Except for the pictures, reproduce the records word for word.

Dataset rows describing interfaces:
☆ ☆ ☆

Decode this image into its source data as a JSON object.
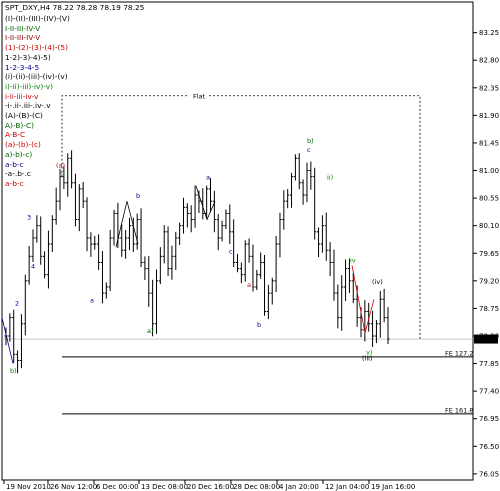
{
  "chart_data": {
    "type": "candlestick",
    "title": "SPT_DXY,H4",
    "ohlc": {
      "open": "78.22",
      "high": "78.28",
      "low": "78.19",
      "close": "78.25"
    },
    "current_price": "78.25",
    "ylim": [
      75.95,
      83.75
    ],
    "y_ticks": [
      "83.25",
      "82.80",
      "82.35",
      "81.90",
      "81.45",
      "81.00",
      "80.55",
      "80.10",
      "79.65",
      "79.20",
      "78.75",
      "78.30",
      "77.85",
      "77.40",
      "76.95",
      "76.50",
      "76.05"
    ],
    "y_values": [
      83.25,
      82.8,
      82.35,
      81.9,
      81.45,
      81.0,
      80.55,
      80.1,
      79.65,
      79.2,
      78.75,
      78.3,
      77.85,
      77.4,
      76.95,
      76.5,
      76.05
    ],
    "x_ticks": [
      "19 Nov 2010",
      "26 Nov 12:00",
      "6 Dec 00:00",
      "13 Dec 08:00",
      "20 Dec 16:00",
      "28 Dec 08:00",
      "4 Jan 20:00",
      "12 Jan 04:00",
      "19 Jan 16:00"
    ],
    "legend": [
      {
        "text": "(I)-(II)-(III)-(IV)-(V)",
        "color": "#000000"
      },
      {
        "text": "I-II-III-IV-V",
        "color": "#006400"
      },
      {
        "text": "I-II-III-IV-V",
        "color": "#8b0000"
      },
      {
        "text": "(1)-(2)-(3)-(4)-(5)",
        "color": "#cc0000"
      },
      {
        "text": "1-2)-3)-4)-5)",
        "color": "#000000"
      },
      {
        "text": "1-2-3-4-5",
        "color": "#00008b"
      },
      {
        "text": "(i)-(ii)-(iii)-(iv)-(v)",
        "color": "#000000"
      },
      {
        "text": "i)-ii)-iii)-iv)-v)",
        "color": "#008000"
      },
      {
        "text": "i-ii-iii-iv-v",
        "color": "#cc0000"
      },
      {
        "text": "-i-.ii-.iii-.iv-.v",
        "color": "#000000"
      },
      {
        "text": "(A)-(B)-(C)",
        "color": "#000000"
      },
      {
        "text": "A)-B)-C)",
        "color": "#006400"
      },
      {
        "text": "A-B-C",
        "color": "#cc0000"
      },
      {
        "text": "(a)-(b)-(c)",
        "color": "#cc0000"
      },
      {
        "text": "a)-b)-c)",
        "color": "#006400"
      },
      {
        "text": "a-b-c",
        "color": "#00008b"
      },
      {
        "text": "-a-.b-.c",
        "color": "#000000"
      },
      {
        "text": "a-b-c",
        "color": "#cc0000"
      }
    ],
    "closes": [
      78.3,
      78.6,
      78.0,
      77.9,
      78.5,
      79.2,
      79.6,
      79.9,
      80.1,
      79.6,
      79.3,
      79.8,
      80.2,
      80.5,
      80.9,
      80.8,
      81.2,
      80.8,
      80.2,
      80.7,
      80.5,
      79.9,
      79.8,
      79.8,
      79.5,
      79.0,
      79.1,
      79.9,
      80.3,
      79.9,
      79.7,
      79.9,
      80.1,
      79.8,
      80.2,
      79.5,
      79.4,
      79.0,
      78.5,
      79.2,
      79.6,
      80.0,
      79.4,
      79.6,
      79.9,
      80.1,
      80.4,
      80.3,
      80.2,
      80.6,
      80.5,
      80.3,
      80.7,
      80.5,
      80.2,
      79.9,
      80.1,
      80.3,
      80.0,
      79.5,
      79.4,
      79.3,
      79.8,
      79.6,
      79.1,
      79.3,
      79.5,
      78.7,
      79.0,
      79.2,
      79.8,
      80.2,
      80.5,
      80.6,
      80.9,
      81.2,
      80.8,
      80.6,
      81.0,
      80.9,
      80.0,
      79.8,
      80.1,
      79.7,
      79.5,
      79.0,
      78.6,
      79.1,
      79.4,
      79.2,
      78.9,
      78.6,
      78.4,
      78.7,
      78.5,
      78.3,
      78.5,
      78.9,
      78.6,
      78.25
    ],
    "annotations": {
      "flat_label": "Flat",
      "fe1_label": "FE 127.2",
      "fe2_label": "FE 161.8"
    }
  }
}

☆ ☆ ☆

Response →
Decode this image into its source data as a JSON object.
{
  "chart_data": {
    "type": "candlestick",
    "title": "SPT_DXY,H4",
    "ohlc": {
      "open": "78.22",
      "high": "78.28",
      "low": "78.19",
      "close": "78.25"
    },
    "current_price": "78.25",
    "ylim": [
      75.95,
      83.75
    ],
    "y_ticks": [
      "83.25",
      "82.80",
      "82.35",
      "81.90",
      "81.45",
      "81.00",
      "80.55",
      "80.10",
      "79.65",
      "79.20",
      "78.75",
      "78.30",
      "77.85",
      "77.40",
      "76.95",
      "76.50",
      "76.05"
    ],
    "y_values": [
      83.25,
      82.8,
      82.35,
      81.9,
      81.45,
      81.0,
      80.55,
      80.1,
      79.65,
      79.2,
      78.75,
      78.3,
      77.85,
      77.4,
      76.95,
      76.5,
      76.05
    ],
    "x_ticks": [
      "19 Nov 2010",
      "26 Nov 12:00",
      "6 Dec 00:00",
      "13 Dec 08:00",
      "20 Dec 16:00",
      "28 Dec 08:00",
      "4 Jan 20:00",
      "12 Jan 04:00",
      "19 Jan 16:00"
    ],
    "legend": [
      {
        "text": "(I)-(II)-(III)-(IV)-(V)",
        "color": "#000000"
      },
      {
        "text": "I-II-III-IV-V",
        "color": "#006400"
      },
      {
        "text": "I-II-III-IV-V",
        "color": "#8b0000"
      },
      {
        "text": "(1)-(2)-(3)-(4)-(5)",
        "color": "#cc0000"
      },
      {
        "text": "1-2)-3)-4)-5)",
        "color": "#000000"
      },
      {
        "text": "1-2-3-4-5",
        "color": "#00008b"
      },
      {
        "text": "(i)-(ii)-(iii)-(iv)-(v)",
        "color": "#000000"
      },
      {
        "text": "i)-ii)-iii)-iv)-v)",
        "color": "#008000"
      },
      {
        "text": "i-ii-iii-iv-v",
        "color": "#cc0000"
      },
      {
        "text": "-i-.ii-.iii-.iv-.v",
        "color": "#000000"
      },
      {
        "text": "(A)-(B)-(C)",
        "color": "#000000"
      },
      {
        "text": "A)-B)-C)",
        "color": "#006400"
      },
      {
        "text": "A-B-C",
        "color": "#cc0000"
      },
      {
        "text": "(a)-(b)-(c)",
        "color": "#cc0000"
      },
      {
        "text": "a)-b)-c)",
        "color": "#006400"
      },
      {
        "text": "a-b-c",
        "color": "#00008b"
      },
      {
        "text": "-a-.b-.c",
        "color": "#000000"
      },
      {
        "text": "a-b-c",
        "color": "#cc0000"
      }
    ],
    "closes": [
      78.3,
      78.6,
      78.0,
      77.9,
      78.5,
      79.2,
      79.6,
      79.9,
      80.1,
      79.6,
      79.3,
      79.8,
      80.2,
      80.5,
      80.9,
      80.8,
      81.2,
      80.8,
      80.2,
      80.7,
      80.5,
      79.9,
      79.8,
      79.8,
      79.5,
      79.0,
      79.1,
      79.9,
      80.3,
      79.9,
      79.7,
      79.9,
      80.1,
      79.8,
      80.2,
      79.5,
      79.4,
      79.0,
      78.5,
      79.2,
      79.6,
      80.0,
      79.4,
      79.6,
      79.9,
      80.1,
      80.4,
      80.3,
      80.2,
      80.6,
      80.5,
      80.3,
      80.7,
      80.5,
      80.2,
      79.9,
      80.1,
      80.3,
      80.0,
      79.5,
      79.4,
      79.3,
      79.8,
      79.6,
      79.1,
      79.3,
      79.5,
      78.7,
      79.0,
      79.2,
      79.8,
      80.2,
      80.5,
      80.6,
      80.9,
      81.2,
      80.8,
      80.6,
      81.0,
      80.9,
      80.0,
      79.8,
      80.1,
      79.7,
      79.5,
      79.0,
      78.6,
      79.1,
      79.4,
      79.2,
      78.9,
      78.6,
      78.4,
      78.7,
      78.5,
      78.3,
      78.5,
      78.9,
      78.6,
      78.25
    ],
    "annotations": {
      "flat_label": "Flat",
      "fe1_label": "FE 127.2",
      "fe2_label": "FE 161.8"
    }
  }
}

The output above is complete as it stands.